But there’s no question that the standard bar association isn’t everyone’s cup of tea. They tend to be pretty mainstream organizations, filled with mainstream lawyers, talking about mainstream legal issues. I myself often feel a bit out of place at bar associations — as if I’m pretending to be a bit more like everyone else than I really am (for better or worse). In particular, people on the left end of the political spectrum may feel a bit stifled in organizations that can often be dominated by corporate types. That’s one reason I’m so glad to hear that the National Lawyers Guild, a national association of lawyers who come at social justice and anti-oppression issues from the point of view “that human rights shall be regarded as more sacred than property interests” has formed an Animal Rights Activism Committee that is working “to end oppression and exploitation of non-human animals.”
What makes this doubly exciting to me is that, back in the day, there seemed to be a surprising lack of interest from the American left for animal rights issues, a state of affairs that perplexed animal rights activists for years. Just one example — the American Civil Liberties Union has been held partially responsible for the passage of the Animal Enterprise Terrorism Act for its failure to oppose, in fact, it’s tacit approval of the language of the bill when it was first proposed. Apparently, though, a shift has occurred, and the folks at traditionally progressive organizations are more and more interested in what’s happening to animals, or at least in what’s happening to the people who advocate for them. We’ve even been told that the ACLU itself has taken the position that AETA should be declared unconstitutional. That’s great news.
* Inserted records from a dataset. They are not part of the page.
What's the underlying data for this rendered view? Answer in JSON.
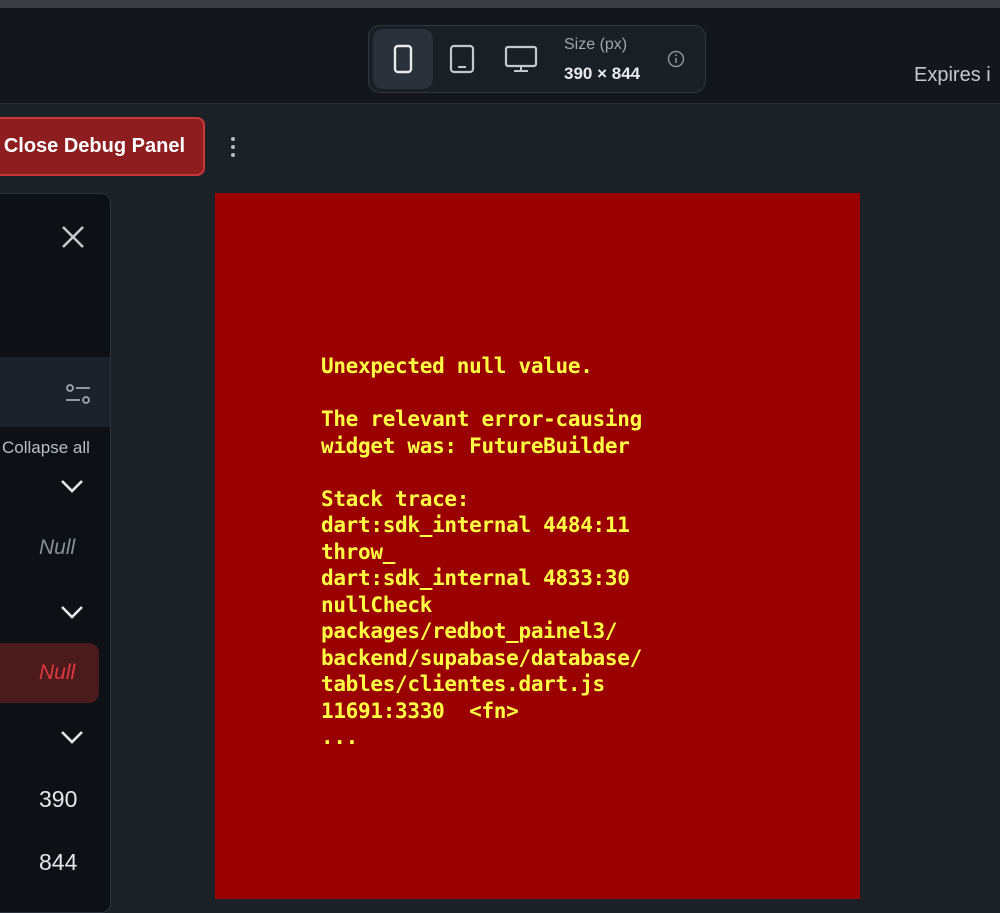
{
  "toolbar": {
    "size_label": "Size (px)",
    "size_value": "390 × 844",
    "expires_text": "Expires i",
    "devices": [
      {
        "icon": "phone-icon",
        "active": true
      },
      {
        "icon": "tablet-icon",
        "active": false
      },
      {
        "icon": "desktop-icon",
        "active": false
      }
    ]
  },
  "debug": {
    "close_label": "Close Debug Panel"
  },
  "panel": {
    "collapse_all": "Collapse all",
    "null_value_1": "Null",
    "null_value_2": "Null",
    "width_value": "390",
    "height_value": "844"
  },
  "error": {
    "text": "Unexpected null value.\n\nThe relevant error-causing\nwidget was: FutureBuilder\n\nStack trace:\ndart:sdk_internal 4484:11\nthrow_\ndart:sdk_internal 4833:30\nnullCheck\npackages/redbot_painel3/\nbackend/supabase/database/\ntables/clientes.dart.js\n11691:3330  <fn>\n..."
  },
  "colors": {
    "error_bg": "#9b0000",
    "error_text": "#ffff44",
    "debug_button": "#8e1d1f",
    "accent_red": "#e0393e"
  }
}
And even greater news is the proactive stance that the National Lawyers Guild Committee has been taking toward animal issues. Since its inception, it has reportedly:
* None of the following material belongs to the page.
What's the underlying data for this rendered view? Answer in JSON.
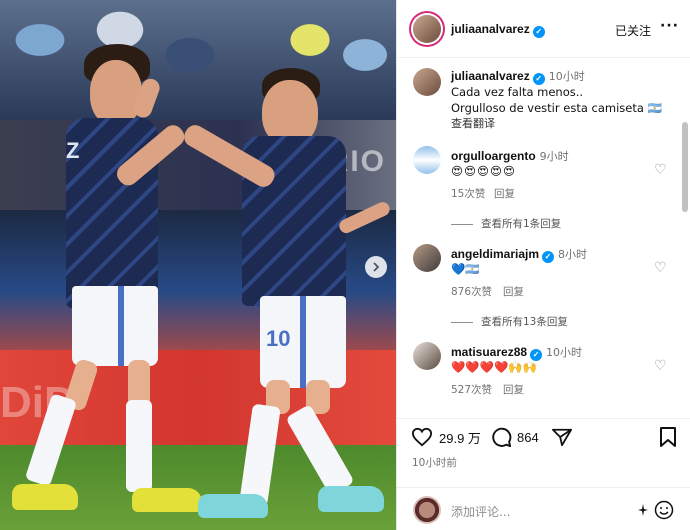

Organized a workshop for the 2013 NLG Convention, “Defending Terrorism,” which will explore connections between different communities targeted as “terrorists”;
Submitted a public comment to the National Institutes of Health urging it to follow through on plans to retire chimpanzees used in research;
Compiled a brief bank of filings in animal law cases and defense work on behalf of animal rights activists;
Made the NLG Southern Region regional conference a completely vegetarian event;
Presented on “Animal Enterprise Terrorism and the Criminalization of a Movement” at a Climate Change Justice conference;
Published an op-ed about ag-gag legislation on CommonDreams.org
If you are interested in getting involved with the NLG committee, and you are in New York, you might want to check out their upcoming event on October 3. In fact, even if you’re not a lawyer, you may want to be there. Speaking will be Lauren Gazzola, one of the SHAC 7, who will be discussing the repression of animal rights and environmental activists as part of the Green Scare, and Bina Ahmad (who you might remember from Episode 115 of the Our Hen House podcast), who will be discussing the connections between animal rights and broader visions of justice. If you’re not in New York, or can’t make the program, you can find out more about the committee by emailing them at animalrights [at] nlg.org.